So what can you do to protect your business?

  • Review all current data held by your business  – audit your consents and document where the data has come from and who it has been shared with.
  • Review current privacy and policy notices and ensure that they are compliant with the legislation – you may need to start making changes to current policies.
  • Ensure you have a procedure in place to detect and deal with any personal data breaches – consider the use of a Data Protection Officer if necessary.


Innovation Point

Simon Renault | Head of Special Projects

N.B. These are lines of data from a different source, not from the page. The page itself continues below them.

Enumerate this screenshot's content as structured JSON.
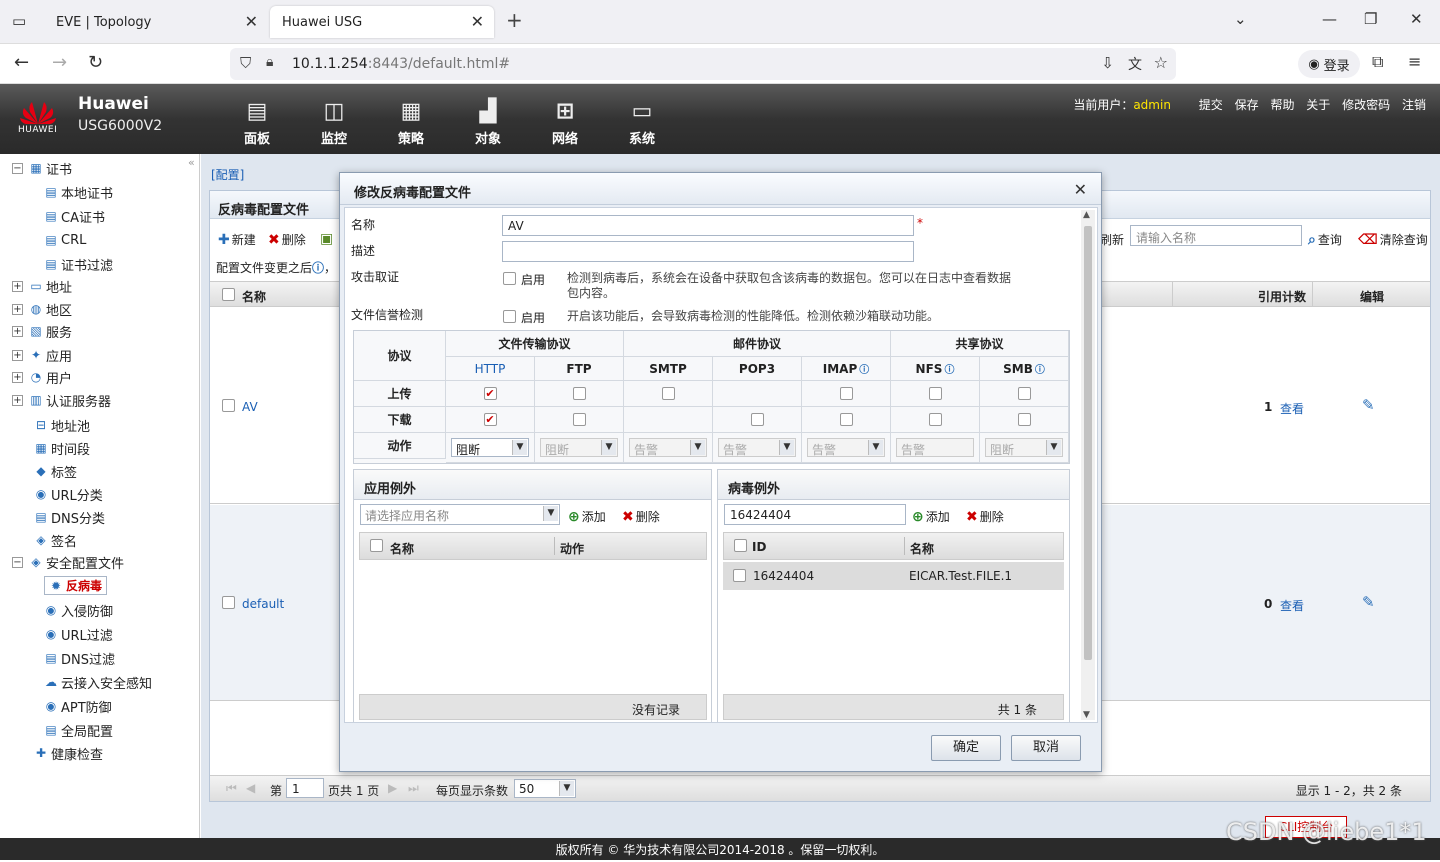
{
  "browser": {
    "tabs": [
      {
        "title": "EVE | Topology"
      },
      {
        "title": "Huawei USG"
      }
    ],
    "url_host": "10.1.1.254",
    "url_rest": ":8443/default.html#",
    "login_label": "登录"
  },
  "header": {
    "brand": "Huawei",
    "logo_text": "HUAWEI",
    "model": "USG6000V2",
    "menus": [
      {
        "label": "面板",
        "icon": "dashboard-icon"
      },
      {
        "label": "监控",
        "icon": "monitor-icon"
      },
      {
        "label": "策略",
        "icon": "policy-icon"
      },
      {
        "label": "对象",
        "icon": "object-icon"
      },
      {
        "label": "网络",
        "icon": "network-icon"
      },
      {
        "label": "系统",
        "icon": "system-icon"
      }
    ],
    "current_user_label": "当前用户：",
    "current_user": "admin",
    "links": [
      "提交",
      "保存",
      "帮助",
      "关于",
      "修改密码",
      "注销"
    ]
  },
  "tree": {
    "items": [
      {
        "label": "证书",
        "level": 0,
        "expand": "−"
      },
      {
        "label": "本地证书",
        "level": 1
      },
      {
        "label": "CA证书",
        "level": 1
      },
      {
        "label": "CRL",
        "level": 1
      },
      {
        "label": "证书过滤",
        "level": 1
      },
      {
        "label": "地址",
        "level": 0,
        "expand": "+"
      },
      {
        "label": "地区",
        "level": 0,
        "expand": "+"
      },
      {
        "label": "服务",
        "level": 0,
        "expand": "+"
      },
      {
        "label": "应用",
        "level": 0,
        "expand": "+"
      },
      {
        "label": "用户",
        "level": 0,
        "expand": "+"
      },
      {
        "label": "认证服务器",
        "level": 0,
        "expand": "+"
      },
      {
        "label": "地址池",
        "level": 0
      },
      {
        "label": "时间段",
        "level": 0
      },
      {
        "label": "标签",
        "level": 0
      },
      {
        "label": "URL分类",
        "level": 0
      },
      {
        "label": "DNS分类",
        "level": 0
      },
      {
        "label": "签名",
        "level": 0
      },
      {
        "label": "安全配置文件",
        "level": 0,
        "expand": "−"
      },
      {
        "label": "反病毒",
        "level": 1,
        "selected": true
      },
      {
        "label": "入侵防御",
        "level": 1
      },
      {
        "label": "URL过滤",
        "level": 1
      },
      {
        "label": "DNS过滤",
        "level": 1
      },
      {
        "label": "云接入安全感知",
        "level": 1
      },
      {
        "label": "APT防御",
        "level": 1
      },
      {
        "label": "全局配置",
        "level": 1
      },
      {
        "label": "健康检查",
        "level": 0
      }
    ]
  },
  "main": {
    "breadcrumb": "[配置]",
    "panel_title": "反病毒配置文件",
    "new_label": "新建",
    "delete_label": "删除",
    "notice": "配置文件变更之后",
    "notice_tail": "，",
    "refresh_label": "刷新",
    "search_placeholder": "请输入名称",
    "query_label": "查询",
    "clear_query_label": "清除查询",
    "columns": {
      "name": "名称",
      "ref_count": "引用计数",
      "edit": "编辑"
    },
    "rows": [
      {
        "name": "AV",
        "ref_count": "1",
        "view": "查看"
      },
      {
        "name": "default",
        "ref_count": "0",
        "view": "查看"
      }
    ],
    "pager": {
      "page_prefix": "第",
      "page": "1",
      "page_suffix": "页共 1 页",
      "per_page_label": "每页显示条数",
      "per_page": "50",
      "summary": "显示 1 - 2，共 2 条"
    },
    "cli_label": "CLI控制台"
  },
  "modal": {
    "title": "修改反病毒配置文件",
    "name_label": "名称",
    "name_value": "AV",
    "required_mark": "*",
    "desc_label": "描述",
    "desc_value": "",
    "evidence_label": "攻击取证",
    "evidence_enable": "启用",
    "evidence_desc": "检测到病毒后，系统会在设备中获取包含该病毒的数据包。您可以在日志中查看数据包内容。",
    "reputation_label": "文件信誉检测",
    "reputation_enable": "启用",
    "reputation_desc": "开启该功能后，会导致病毒检测的性能降低。检测依赖沙箱联动功能。",
    "grid": {
      "protocol_label": "协议",
      "group_file": "文件传输协议",
      "group_mail": "邮件协议",
      "group_share": "共享协议",
      "protocols": [
        "HTTP",
        "FTP",
        "SMTP",
        "POP3",
        "IMAP",
        "NFS",
        "SMB"
      ],
      "upload_label": "上传",
      "download_label": "下载",
      "action_label": "动作",
      "upload": [
        true,
        false,
        false,
        null,
        false,
        false,
        false
      ],
      "download": [
        true,
        false,
        null,
        false,
        false,
        false,
        false
      ],
      "actions": [
        "阻断",
        "阻断",
        "告警",
        "告警",
        "告警",
        "告警",
        "阻断"
      ]
    },
    "app_exception": {
      "title": "应用例外",
      "select_placeholder": "请选择应用名称",
      "add_label": "添加",
      "delete_label": "删除",
      "col_name": "名称",
      "col_action": "动作",
      "empty": "没有记录"
    },
    "virus_exception": {
      "title": "病毒例外",
      "input_value": "16424404",
      "add_label": "添加",
      "delete_label": "删除",
      "col_id": "ID",
      "col_name": "名称",
      "rows": [
        {
          "id": "16424404",
          "name": "EICAR.Test.FILE.1"
        }
      ],
      "total": "共 1 条"
    },
    "ok_label": "确定",
    "cancel_label": "取消"
  },
  "footer": {
    "copyright": "版权所有 © 华为技术有限公司2014-2018 。保留一切权利。"
  },
  "watermark": "CSDN @liebe1*1",
  "colors": {
    "accent_red": "#cc0000",
    "link_blue": "#1a5fb4",
    "header_dark": "#333333",
    "user_yellow": "#ffe600"
  }
}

GDPR will affect every Welsh business regardless of size, revenue or sector, and so it is key that companies begin to review their procedures now to ensure all data collection and processes are GDPR-compliant by May 2018. SMEs account for 99% of Wales’ companies, and these smaller businesses might be concerned about their capability to cope with what may seem a complex task. For those who want free advice on how to future-proof their business ahead of the new legislation then David Teague from the Information Commissioner’s Office and John Davies, Chair of South Wales Cyber Security Cluster, will be discussing GDPR and how this will affect Welsh businesses at Digital. The free festival will be held in Tramshed Tech & Tramshed in Cardiff on the 18th – 19th September 2017, transforming the space into a hub of more than 2,000 digital innovators, entrepreneurs and investors, making connections, doing business, and talking tech.


Capital Law

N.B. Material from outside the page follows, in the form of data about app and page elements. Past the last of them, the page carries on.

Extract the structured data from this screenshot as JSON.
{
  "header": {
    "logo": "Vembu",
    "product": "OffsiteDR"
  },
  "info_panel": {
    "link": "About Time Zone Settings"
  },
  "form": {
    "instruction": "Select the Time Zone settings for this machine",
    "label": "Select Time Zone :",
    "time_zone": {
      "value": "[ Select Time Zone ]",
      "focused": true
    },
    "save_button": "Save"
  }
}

Richard Thomas | Employment Lawyer and Partner

All organisations – regardless of sector or size – will have to comply with the new GDPR. Welsh businesses need to make sure they’re putting their responsibility to safeguard individuals’ personal data at the heart of their practice.

Conducting a thorough assessment of their current practice – looking at why they’re collecting data, and how they’re processing it – is a key first step for all organisations. Under GDPR an individual’s consent to the collection and processing of their data must be specific, informed and ‘freely’ given and can be withdrawn at any time. So, businesses are going to have to think much more carefully about the legitimate reasons they are using employee and customer data – and rely upon these reasons, rather than consent.

This increased level of transparency of information means a fundamental culture shift – and is something all businesses will have to get used to. Failing to comply could mean enforcement action – damaging for any business’ reputation, as well as their bank balance.


If you would like to find out about joining the Business News Wales Expert Panel or contributing to Business News Wales, contact Chris McColgan at [email protected] or call 02920 376 122